The Moment in theGlass CastleMovie That Made Jeannette Walls Cry
The bestselling memoirist opens up to Christine Champagne of Vanity Fair about the award-season-ready adaptation of her book.
“I loved it! I was ecstatic. I knew they’d get it right because I’d been dealing with them so much during the process of making the film, and I knew they were smart, sensitive people,” Walls says of the team that brought her book to the screen.

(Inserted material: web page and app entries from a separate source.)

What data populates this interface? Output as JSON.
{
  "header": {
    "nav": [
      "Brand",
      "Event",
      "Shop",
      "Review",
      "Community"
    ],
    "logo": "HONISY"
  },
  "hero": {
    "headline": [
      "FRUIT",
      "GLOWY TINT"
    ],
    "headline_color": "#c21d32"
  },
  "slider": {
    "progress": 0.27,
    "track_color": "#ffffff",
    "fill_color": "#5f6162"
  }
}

Like the memoir, the movie dramatizes how the author and her siblings—sisters Lori and Maureen and brother Brian—grew up dirt poor, spending much of their childhood and teen years living in a run-down shack without regular access to water or electricity in the coal-mining town of Welch, West Virginia. Their parents, Rex and Rose Mary Walls, were eccentric dreamers and wonderfully creative; the engineering-minded Rex, who in 1994, had a vision of a glass castle he wanted to build for his family, and Rose Mary was a prolific painter. But they were incapable of providing any sense of normalcy or stability for their kids.

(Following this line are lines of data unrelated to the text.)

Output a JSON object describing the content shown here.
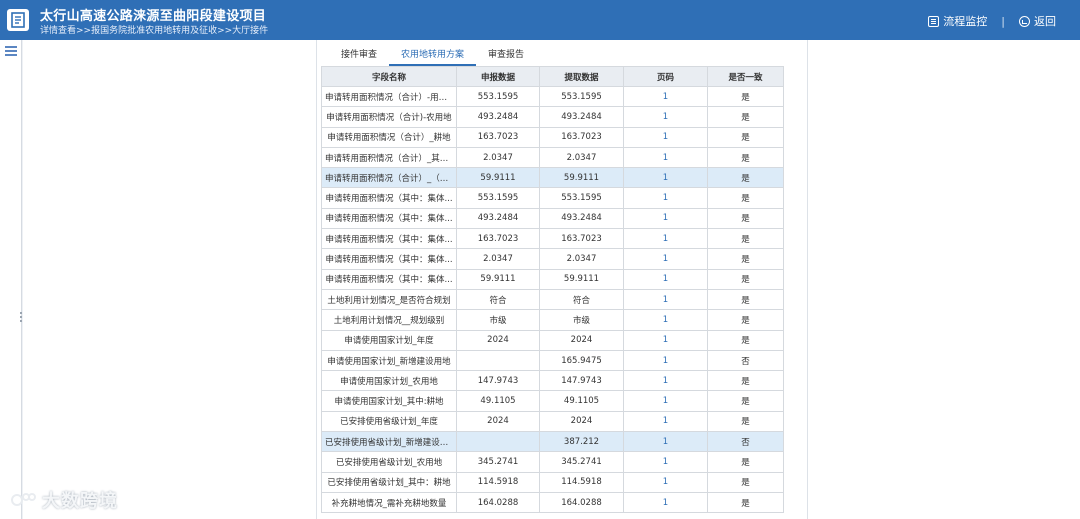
{
  "header": {
    "title": "太行山高速公路涞源至曲阳段建设项目",
    "breadcrumb": "详情查看>>报国务院批准农用地转用及征收>>大厅接件",
    "actions": {
      "process_monitor": "流程监控",
      "separator": "|",
      "back": "返回"
    }
  },
  "tabs": [
    {
      "label": "接件审查",
      "active": false
    },
    {
      "label": "农用地转用方案",
      "active": true
    },
    {
      "label": "审查报告",
      "active": false
    }
  ],
  "table": {
    "headers": [
      "字段名称",
      "申报数据",
      "提取数据",
      "页码",
      "是否一致"
    ],
    "rows": [
      [
        "申请转用面积情况（合计）-用地...",
        "553.1595",
        "553.1595",
        "1",
        "是"
      ],
      [
        "申请转用面积情况（合计)-农用地",
        "493.2484",
        "493.2484",
        "1",
        "是"
      ],
      [
        "申请转用面积情况（合计）_耕地",
        "163.7023",
        "163.7023",
        "1",
        "是"
      ],
      [
        "申请转用面积情况（合计）_其中...",
        "2.0347",
        "2.0347",
        "1",
        "是"
      ],
      [
        "申请转用面积情况（合计）_（二...",
        "59.9111",
        "59.9111",
        "1",
        "是"
      ],
      [
        "申请转用面积情况（其中：集体...",
        "553.1595",
        "553.1595",
        "1",
        "是"
      ],
      [
        "申请转用面积情况（其中：集体...",
        "493.2484",
        "493.2484",
        "1",
        "是"
      ],
      [
        "申请转用面积情况（其中：集体...",
        "163.7023",
        "163.7023",
        "1",
        "是"
      ],
      [
        "申请转用面积情况（其中：集体...",
        "2.0347",
        "2.0347",
        "1",
        "是"
      ],
      [
        "申请转用面积情况（其中：集体...",
        "59.9111",
        "59.9111",
        "1",
        "是"
      ],
      [
        "土地利用计划情况_是否符合规划",
        "符合",
        "符合",
        "1",
        "是"
      ],
      [
        "土地利用计划情况__规划级别",
        "市级",
        "市级",
        "1",
        "是"
      ],
      [
        "申请使用国家计划_年度",
        "2024",
        "2024",
        "1",
        "是"
      ],
      [
        "申请使用国家计划_新增建设用地",
        "",
        "165.9475",
        "1",
        "否"
      ],
      [
        "申请使用国家计划_农用地",
        "147.9743",
        "147.9743",
        "1",
        "是"
      ],
      [
        "申请使用国家计划_其中:耕地",
        "49.1105",
        "49.1105",
        "1",
        "是"
      ],
      [
        "已安排使用省级计划_年度",
        "2024",
        "2024",
        "1",
        "是"
      ],
      [
        "已安排使用省级计划_新增建设用...",
        "",
        "387.212",
        "1",
        "否"
      ],
      [
        "已安排使用省级计划_农用地",
        "345.2741",
        "345.2741",
        "1",
        "是"
      ],
      [
        "已安排使用省级计划_其中：耕地",
        "114.5918",
        "114.5918",
        "1",
        "是"
      ],
      [
        "补充耕地情况_需补充耕地数量",
        "164.0288",
        "164.0288",
        "1",
        "是"
      ]
    ],
    "highlighted_rows": [
      4,
      17
    ]
  },
  "watermark": {
    "text": "大数跨境"
  },
  "colors": {
    "header_bg": "#2f6fb6",
    "accent": "#2f6fb6",
    "row_highlight": "#dcebf8"
  },
  "icons": {
    "logo": "document-icon",
    "process_monitor": "monitor-icon",
    "back": "back-icon",
    "menu": "menu-icon"
  }
}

The author never considered writing the screenplay herself. “It is not my medium. It is so different,” she says. “It’s like playing chess—10 different games of chess all at once.”
What works in book form doesn’t always play well on screen, so those who read Walls’s memoir will notice some differences in the movie. (Read more here)

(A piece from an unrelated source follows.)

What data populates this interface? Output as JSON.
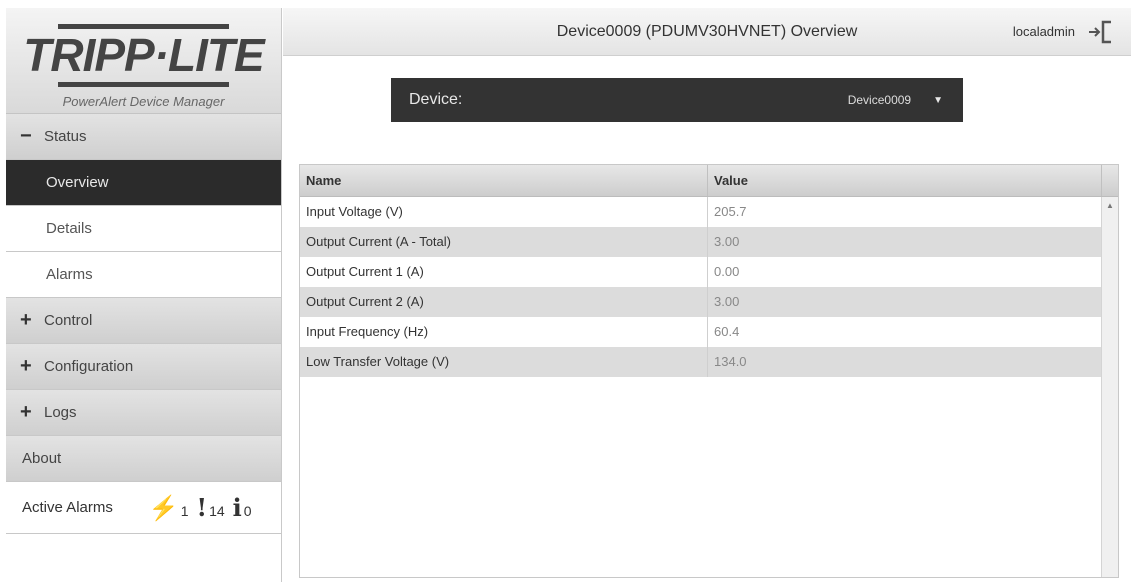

Read the Book First
If you haven't read the book, hurry up, get it today, and read it before the movie. You will not regret it because the language is so rich and the narrative impressive. Check out readers declaring their love for this book.